Archeological sites: There are several significant archaeological sites on Albanian Alps. These include coins from the Illyrian Period, specimens of jewellery and paintings in the cave, to the fortifications, castles and bridges, etc. Due to this importance, the centre of Theth valley is declared “historical zone” by the Albanian Government in 2017. 

The Grunas Settlement, in Theth, Shala Valley is a fortified prehistoric settlement (9th century B.C.) reoccupied in the Medieval or Modern period. There is oldest quarters in Theth, a small architectural complex.

 In Okol quarter, Theth, in 2005 two small pieces of possibly prehistoric pottery were found.

Archaeologists have found Illyrian coins in Selcë, Kelmend and ceramic fragments, copper and iron tools, animal fossils and charcoal drawings from the Bronze Age, indicating early settlements in this area. 

The road station, Rosujë can be found 6 km to the south-west of Bajram Curri and is situated on a hill with two crests overlooking the Valbona river valley. It appears that it might have been occupied from the Early Iron Age to the 5th century AD. The site was first defended in the 4th century B.C. 

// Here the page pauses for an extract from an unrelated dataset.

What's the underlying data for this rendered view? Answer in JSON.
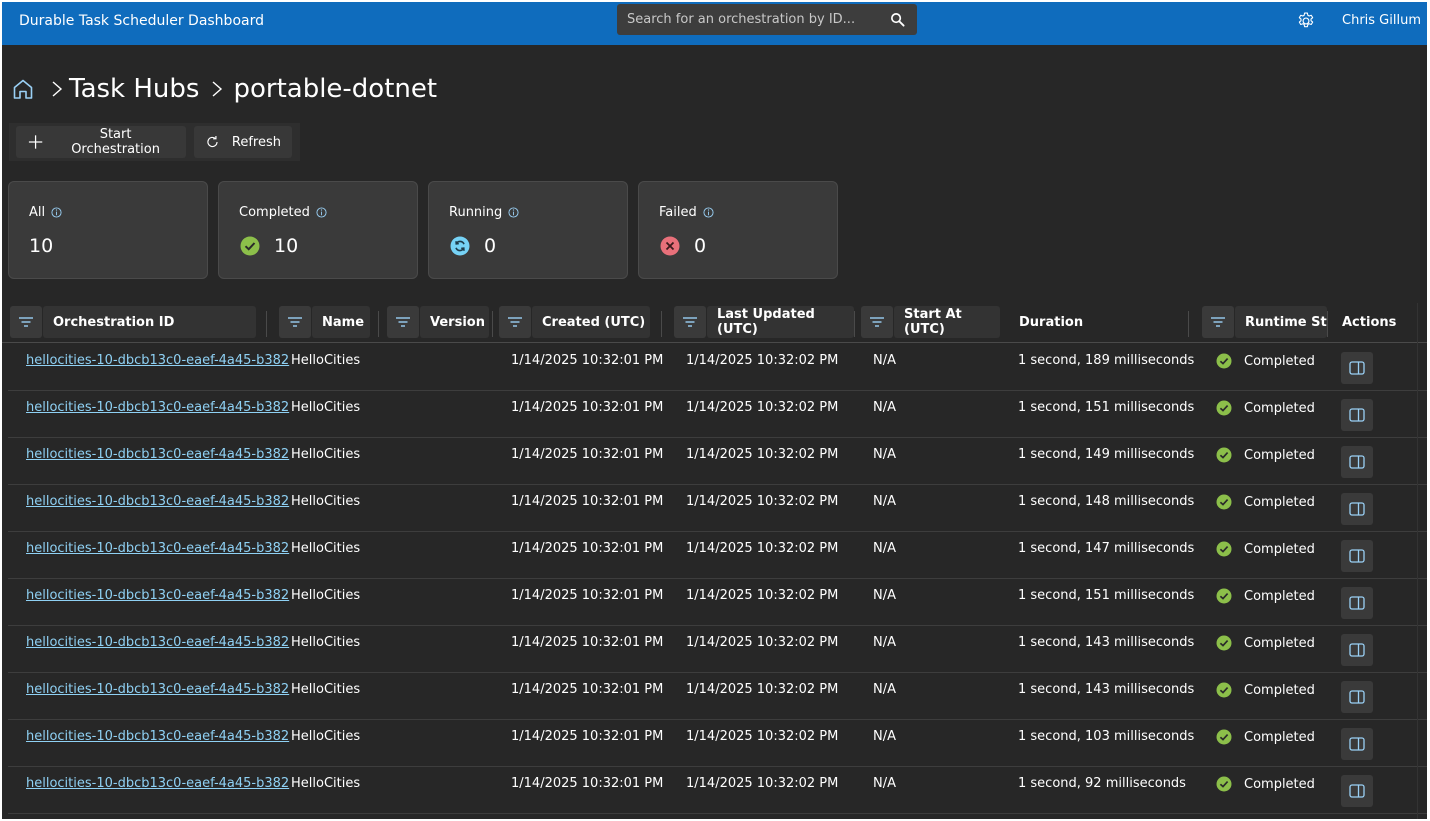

Additionaly, the Medieval Castle of Dakaj, Shala Valley, Late Antique Castle, Dragobi, The Medieval Castle of Dakaj, Shala Valley is located above the Shala River, the Medieval Castle Selimaj was built 14th century, known as “Kalaja e Lekës”, the Medieval fortress, of Cernicë in Valbona are some other sites to be explored by visitors.

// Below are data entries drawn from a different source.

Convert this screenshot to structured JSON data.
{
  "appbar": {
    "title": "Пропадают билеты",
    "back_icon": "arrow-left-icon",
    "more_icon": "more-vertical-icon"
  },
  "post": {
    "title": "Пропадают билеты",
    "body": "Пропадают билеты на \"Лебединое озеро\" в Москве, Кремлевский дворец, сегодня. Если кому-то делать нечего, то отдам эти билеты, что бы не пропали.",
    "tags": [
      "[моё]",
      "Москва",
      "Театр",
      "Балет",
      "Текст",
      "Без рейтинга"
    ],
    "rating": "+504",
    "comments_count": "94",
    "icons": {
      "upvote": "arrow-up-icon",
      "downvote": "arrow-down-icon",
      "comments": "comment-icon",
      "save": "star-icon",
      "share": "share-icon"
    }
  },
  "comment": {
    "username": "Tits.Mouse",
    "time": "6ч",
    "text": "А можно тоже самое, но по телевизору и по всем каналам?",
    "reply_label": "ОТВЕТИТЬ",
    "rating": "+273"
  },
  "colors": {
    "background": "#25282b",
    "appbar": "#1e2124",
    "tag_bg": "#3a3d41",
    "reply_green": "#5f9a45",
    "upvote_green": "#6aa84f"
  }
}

Kulla Shqiptare/Banesa dhe muzeumet

Tower houses: in the Alps and in the surrounding there are many towers and museums, some of which are also declared a cultural monument. The traditional Albanian stone house known as a kulla is found predominantly in the Alps. In the face of attacks from various armies, the kulla became a necessity in mountainous regions as a place of refuge, largely because villages were so scattered, making coordinated defence complicated. Some kullas were designed to provide safe havens in the case of blood feuds. 

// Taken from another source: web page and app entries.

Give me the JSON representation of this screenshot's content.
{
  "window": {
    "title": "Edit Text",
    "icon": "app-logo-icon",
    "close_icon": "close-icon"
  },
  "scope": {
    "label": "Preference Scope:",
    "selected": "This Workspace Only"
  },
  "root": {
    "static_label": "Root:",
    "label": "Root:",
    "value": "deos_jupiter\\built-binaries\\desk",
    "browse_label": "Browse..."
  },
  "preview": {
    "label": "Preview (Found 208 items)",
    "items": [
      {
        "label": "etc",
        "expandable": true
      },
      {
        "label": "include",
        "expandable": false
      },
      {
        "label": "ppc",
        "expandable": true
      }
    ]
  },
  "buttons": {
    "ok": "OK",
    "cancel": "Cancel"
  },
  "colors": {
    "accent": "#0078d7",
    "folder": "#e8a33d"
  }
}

Among them we can mention the Kulla of  Mic Sokoli Bajram Curri, the historic museum of Theth, the Kulla e Ngujimit  in Theth, the Kulla e Thepit in Nikaj Mertur. In addition to these cultural monuments, there are also beautiful towers (kulla) that do not hold a protected status but are in good shape and are worth visiting. 

Literature trails: These paths allow you to discover the role of biodiversity through the literary heritage of the northern Alps. Wander through the landscape of Ismail Kadare’s Broken April; investigate the cultural use and meaning of the region’s flora through ethno-botanist Franz Nopçe’s travel memoirs; or trace Mary Edith Durham’s footsteps through the landscape, culture and legends of her beloved High Albania. The literary heritage trails encourage you to explore the communities and landscapes that have shaped the country’s identity and that continue to inspire visitors who venture into its rugged natural beauty. 

Bunkers: One of the country's defining features of those bygone times, however, can still be seen littering the landscape: hundreds and hundreds of little 'pillbox' bunkers bulging like big grey mushrooms from the pastoral lands. Some have found new uses, e.g. as bars but most are simply left to rot.  Even in the far Alps bunkers were built, which have been placed in strategic points, especially near the border of the country, which at that time were used to preserve the borders. Nowadays, they are important ruins as they represent a part of history;  they are also used as shelter by the shepherds who go to pasteurise their breed in the highlands during the summer. 

Dark Tourism, Shkodra: The Site of Witness and Memory in Shkodra is the only memorial site in Albania which commemorates the victims of the inhuman communist regime from Shkodra. The communist-era crimes museum in Shkodra has become the most visited museum in the northern metropolis, due to the painful history it carries.